This is especially challenging when a few of our essential staff members were unable to come to work. “One branch manager was injured from moving pots and another is in isolation after being in contact with someone who tested positive” explained Mimi Rozmaryn, Director of Global Development at Meir Panim. “We’re super short-staffed,” she added.

A silver lining

But there is cause for optimism. The nationwide lock-down has inspired a record number of volunteers to get out of the house and into Meir Panim’s nationwide Restaurant-Style Soup Kitchens. The volunteers that come to the branch are essential to keeping it open, they help pack food and deliver packages to Israel’s less fortunate. 

The growing need

Meir Panim has been getting multiple requests from local municipalities to supply additional meals to thousands of Israelis who can’t afford basic food staples. They are trying to reach the growing demands from clients in isolation and those who have been laid off or put on furlough. With over 1,000,000 Israeli citizens who are unemployed, the need for Meir Panim’s services has grown tremendously. 

What’s on the menu for Passover?

“For Passover we’re doing the same thing we always do but on a larger scale” Rozmaryn explained. “Pre-packaged Seder meals, cooked food, a box of pantry staples including oil, cookies, matzah and canned tuna.” And just in case, they threw in a few rolls of toilet paper!

Meir Panim also distributes prepaid grocery cards that look like ordinary credit cards which mitigates any shame involved with purchasing food via food-stamps. Thousands of clients now have the opportunity to shop for their Passover needs in local grocery stores. 

A volunteer speaks out

Shira Tjong-Alvarez, from the central Israeli town of Hashmonaim is among those who sprung into action and volunteered at Meir Panim with her 12-year old daughter. She heard about the opportunity from a Whatsapp group in her community. “We put on our gloves and helped unpack food and package the ready-made meals into takeout containers,” she said. “People need help and during these times, they need it most.” 

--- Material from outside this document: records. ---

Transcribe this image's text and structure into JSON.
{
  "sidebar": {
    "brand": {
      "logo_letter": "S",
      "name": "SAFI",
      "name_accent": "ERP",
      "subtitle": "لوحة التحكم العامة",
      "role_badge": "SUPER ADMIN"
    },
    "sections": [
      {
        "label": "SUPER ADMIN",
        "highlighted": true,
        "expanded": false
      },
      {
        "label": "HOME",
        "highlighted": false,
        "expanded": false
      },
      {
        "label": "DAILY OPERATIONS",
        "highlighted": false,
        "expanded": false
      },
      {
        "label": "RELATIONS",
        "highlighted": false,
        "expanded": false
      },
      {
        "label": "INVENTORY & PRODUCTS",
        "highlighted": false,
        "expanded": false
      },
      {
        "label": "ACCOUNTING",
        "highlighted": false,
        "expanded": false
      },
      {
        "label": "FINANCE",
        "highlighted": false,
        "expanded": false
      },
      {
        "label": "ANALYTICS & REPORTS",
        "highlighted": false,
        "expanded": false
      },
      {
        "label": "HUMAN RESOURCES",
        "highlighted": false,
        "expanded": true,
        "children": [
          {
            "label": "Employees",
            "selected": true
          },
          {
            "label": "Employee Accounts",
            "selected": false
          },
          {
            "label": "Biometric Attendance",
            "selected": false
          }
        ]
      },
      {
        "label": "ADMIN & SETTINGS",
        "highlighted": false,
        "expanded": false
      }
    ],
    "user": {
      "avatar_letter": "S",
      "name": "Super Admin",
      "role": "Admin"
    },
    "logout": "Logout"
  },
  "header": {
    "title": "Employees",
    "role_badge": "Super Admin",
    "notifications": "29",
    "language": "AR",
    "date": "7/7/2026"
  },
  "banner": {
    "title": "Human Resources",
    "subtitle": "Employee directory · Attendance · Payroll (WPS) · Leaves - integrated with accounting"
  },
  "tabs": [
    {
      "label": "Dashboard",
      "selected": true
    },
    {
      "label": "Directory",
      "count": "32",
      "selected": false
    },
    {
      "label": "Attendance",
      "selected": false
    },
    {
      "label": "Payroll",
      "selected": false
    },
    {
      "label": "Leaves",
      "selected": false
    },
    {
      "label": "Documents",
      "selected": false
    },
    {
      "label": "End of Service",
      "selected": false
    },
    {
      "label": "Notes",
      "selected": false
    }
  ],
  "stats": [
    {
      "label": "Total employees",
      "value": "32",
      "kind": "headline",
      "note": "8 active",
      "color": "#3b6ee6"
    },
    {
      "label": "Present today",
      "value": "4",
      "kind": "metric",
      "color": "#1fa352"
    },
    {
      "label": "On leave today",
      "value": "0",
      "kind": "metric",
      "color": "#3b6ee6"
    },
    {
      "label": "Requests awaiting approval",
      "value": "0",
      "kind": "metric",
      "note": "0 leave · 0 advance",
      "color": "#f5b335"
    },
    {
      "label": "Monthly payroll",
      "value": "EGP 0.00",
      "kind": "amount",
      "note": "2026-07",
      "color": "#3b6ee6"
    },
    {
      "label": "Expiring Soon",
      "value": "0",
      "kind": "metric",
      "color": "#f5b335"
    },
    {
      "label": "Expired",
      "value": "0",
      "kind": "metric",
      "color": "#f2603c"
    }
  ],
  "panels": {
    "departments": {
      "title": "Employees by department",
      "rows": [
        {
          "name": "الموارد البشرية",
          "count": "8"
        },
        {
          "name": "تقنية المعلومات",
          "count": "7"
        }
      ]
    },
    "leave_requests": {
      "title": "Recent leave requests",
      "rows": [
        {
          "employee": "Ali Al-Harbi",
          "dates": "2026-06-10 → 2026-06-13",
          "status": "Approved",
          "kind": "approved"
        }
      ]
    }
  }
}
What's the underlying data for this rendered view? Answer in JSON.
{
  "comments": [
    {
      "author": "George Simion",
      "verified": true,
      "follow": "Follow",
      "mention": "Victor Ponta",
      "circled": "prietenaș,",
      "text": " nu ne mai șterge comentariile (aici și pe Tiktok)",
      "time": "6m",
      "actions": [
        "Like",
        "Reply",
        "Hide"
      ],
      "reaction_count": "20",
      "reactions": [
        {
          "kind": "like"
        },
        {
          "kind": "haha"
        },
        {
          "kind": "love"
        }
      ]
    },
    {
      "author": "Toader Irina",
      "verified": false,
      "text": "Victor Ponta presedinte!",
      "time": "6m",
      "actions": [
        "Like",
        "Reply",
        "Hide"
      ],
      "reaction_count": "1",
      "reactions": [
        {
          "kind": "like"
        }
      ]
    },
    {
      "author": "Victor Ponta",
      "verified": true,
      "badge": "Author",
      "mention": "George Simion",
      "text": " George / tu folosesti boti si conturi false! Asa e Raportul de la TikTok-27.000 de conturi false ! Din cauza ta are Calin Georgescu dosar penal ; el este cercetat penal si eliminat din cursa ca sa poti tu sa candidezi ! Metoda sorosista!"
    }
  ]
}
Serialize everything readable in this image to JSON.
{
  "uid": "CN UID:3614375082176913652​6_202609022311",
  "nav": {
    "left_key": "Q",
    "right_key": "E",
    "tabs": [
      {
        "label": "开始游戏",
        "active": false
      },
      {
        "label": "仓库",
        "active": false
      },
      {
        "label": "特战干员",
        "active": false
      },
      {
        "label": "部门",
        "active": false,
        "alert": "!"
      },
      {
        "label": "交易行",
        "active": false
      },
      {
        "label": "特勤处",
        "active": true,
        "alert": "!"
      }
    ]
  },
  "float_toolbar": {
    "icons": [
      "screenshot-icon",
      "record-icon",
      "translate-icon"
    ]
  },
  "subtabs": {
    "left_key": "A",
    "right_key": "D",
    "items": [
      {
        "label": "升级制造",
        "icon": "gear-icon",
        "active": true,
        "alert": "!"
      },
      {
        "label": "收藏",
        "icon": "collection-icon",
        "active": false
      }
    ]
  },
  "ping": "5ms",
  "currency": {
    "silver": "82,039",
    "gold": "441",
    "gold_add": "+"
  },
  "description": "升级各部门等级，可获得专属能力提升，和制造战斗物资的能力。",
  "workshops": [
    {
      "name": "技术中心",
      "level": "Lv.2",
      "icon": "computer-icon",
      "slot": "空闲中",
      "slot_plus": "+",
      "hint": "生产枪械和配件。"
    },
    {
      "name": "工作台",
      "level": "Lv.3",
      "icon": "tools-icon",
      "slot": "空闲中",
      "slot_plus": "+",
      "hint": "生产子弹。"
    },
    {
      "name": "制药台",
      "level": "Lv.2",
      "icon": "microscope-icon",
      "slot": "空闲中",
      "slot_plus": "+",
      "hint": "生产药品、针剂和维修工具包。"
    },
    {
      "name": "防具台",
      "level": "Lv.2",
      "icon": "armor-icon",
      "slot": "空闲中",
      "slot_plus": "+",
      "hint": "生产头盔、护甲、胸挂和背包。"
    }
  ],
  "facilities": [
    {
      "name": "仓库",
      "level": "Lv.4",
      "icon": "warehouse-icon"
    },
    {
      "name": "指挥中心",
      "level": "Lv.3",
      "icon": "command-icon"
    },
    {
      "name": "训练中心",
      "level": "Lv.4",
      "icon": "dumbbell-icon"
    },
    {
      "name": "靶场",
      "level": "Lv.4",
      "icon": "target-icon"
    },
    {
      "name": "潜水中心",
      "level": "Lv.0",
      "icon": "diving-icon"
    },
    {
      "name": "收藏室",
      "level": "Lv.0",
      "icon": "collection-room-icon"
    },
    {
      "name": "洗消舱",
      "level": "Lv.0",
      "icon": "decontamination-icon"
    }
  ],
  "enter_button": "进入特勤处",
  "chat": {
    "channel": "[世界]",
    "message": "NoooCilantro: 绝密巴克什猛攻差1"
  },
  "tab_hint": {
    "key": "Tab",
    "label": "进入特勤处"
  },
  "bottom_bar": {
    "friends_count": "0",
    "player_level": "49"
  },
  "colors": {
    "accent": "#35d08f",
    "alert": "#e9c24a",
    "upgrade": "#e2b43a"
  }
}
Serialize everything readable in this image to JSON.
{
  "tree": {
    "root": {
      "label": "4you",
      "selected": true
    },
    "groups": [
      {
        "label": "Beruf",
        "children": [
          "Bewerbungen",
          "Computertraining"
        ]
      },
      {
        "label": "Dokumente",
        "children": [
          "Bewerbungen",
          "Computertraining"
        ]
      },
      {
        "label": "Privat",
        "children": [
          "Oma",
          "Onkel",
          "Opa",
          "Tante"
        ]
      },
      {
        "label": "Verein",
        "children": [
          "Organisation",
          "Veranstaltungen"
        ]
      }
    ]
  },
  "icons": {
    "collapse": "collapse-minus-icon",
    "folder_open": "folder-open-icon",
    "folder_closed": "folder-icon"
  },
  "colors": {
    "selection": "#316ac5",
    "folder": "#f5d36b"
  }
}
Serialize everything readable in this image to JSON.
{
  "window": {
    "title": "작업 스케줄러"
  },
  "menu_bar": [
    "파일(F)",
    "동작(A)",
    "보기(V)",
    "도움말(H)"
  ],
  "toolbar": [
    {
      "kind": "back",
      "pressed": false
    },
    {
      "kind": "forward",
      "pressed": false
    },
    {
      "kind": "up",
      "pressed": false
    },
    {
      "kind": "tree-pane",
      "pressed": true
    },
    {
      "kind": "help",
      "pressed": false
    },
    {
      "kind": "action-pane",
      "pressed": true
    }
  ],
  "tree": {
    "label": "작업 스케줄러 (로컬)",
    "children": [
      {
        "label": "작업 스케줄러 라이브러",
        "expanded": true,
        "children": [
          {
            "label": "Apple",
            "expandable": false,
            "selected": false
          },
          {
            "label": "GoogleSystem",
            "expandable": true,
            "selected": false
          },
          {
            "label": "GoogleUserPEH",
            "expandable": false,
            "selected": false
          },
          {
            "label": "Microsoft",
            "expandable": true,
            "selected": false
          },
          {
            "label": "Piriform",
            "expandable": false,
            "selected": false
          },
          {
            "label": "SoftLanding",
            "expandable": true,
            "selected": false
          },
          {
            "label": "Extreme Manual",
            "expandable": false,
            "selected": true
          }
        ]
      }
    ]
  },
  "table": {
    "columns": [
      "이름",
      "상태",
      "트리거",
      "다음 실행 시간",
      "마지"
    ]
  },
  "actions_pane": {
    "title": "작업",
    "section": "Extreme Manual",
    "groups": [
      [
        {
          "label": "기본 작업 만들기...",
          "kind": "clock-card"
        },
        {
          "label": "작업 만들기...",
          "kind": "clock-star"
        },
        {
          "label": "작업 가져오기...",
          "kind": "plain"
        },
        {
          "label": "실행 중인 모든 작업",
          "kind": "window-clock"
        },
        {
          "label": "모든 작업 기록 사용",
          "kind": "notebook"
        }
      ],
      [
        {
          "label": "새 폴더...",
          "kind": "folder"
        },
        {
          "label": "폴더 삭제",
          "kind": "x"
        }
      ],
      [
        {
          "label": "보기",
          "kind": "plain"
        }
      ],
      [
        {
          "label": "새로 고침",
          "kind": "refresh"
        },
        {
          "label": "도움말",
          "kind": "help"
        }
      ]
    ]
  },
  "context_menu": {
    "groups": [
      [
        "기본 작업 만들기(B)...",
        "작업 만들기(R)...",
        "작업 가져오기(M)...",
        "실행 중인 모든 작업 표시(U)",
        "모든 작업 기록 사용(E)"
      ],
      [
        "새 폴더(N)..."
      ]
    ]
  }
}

But the experience wasn’t only for Mrs. Tjong-Alvarez, “Me and my daughter talked the entire way home about how meaningful it was” she said. “It was amazing to help provide for the needy in a meaningful way. I volunteer to show my children that there’s more to life than just ‘you’. There’s a whole community around you and a whole community that needs help. It teaches your children to appreciate the things they have.”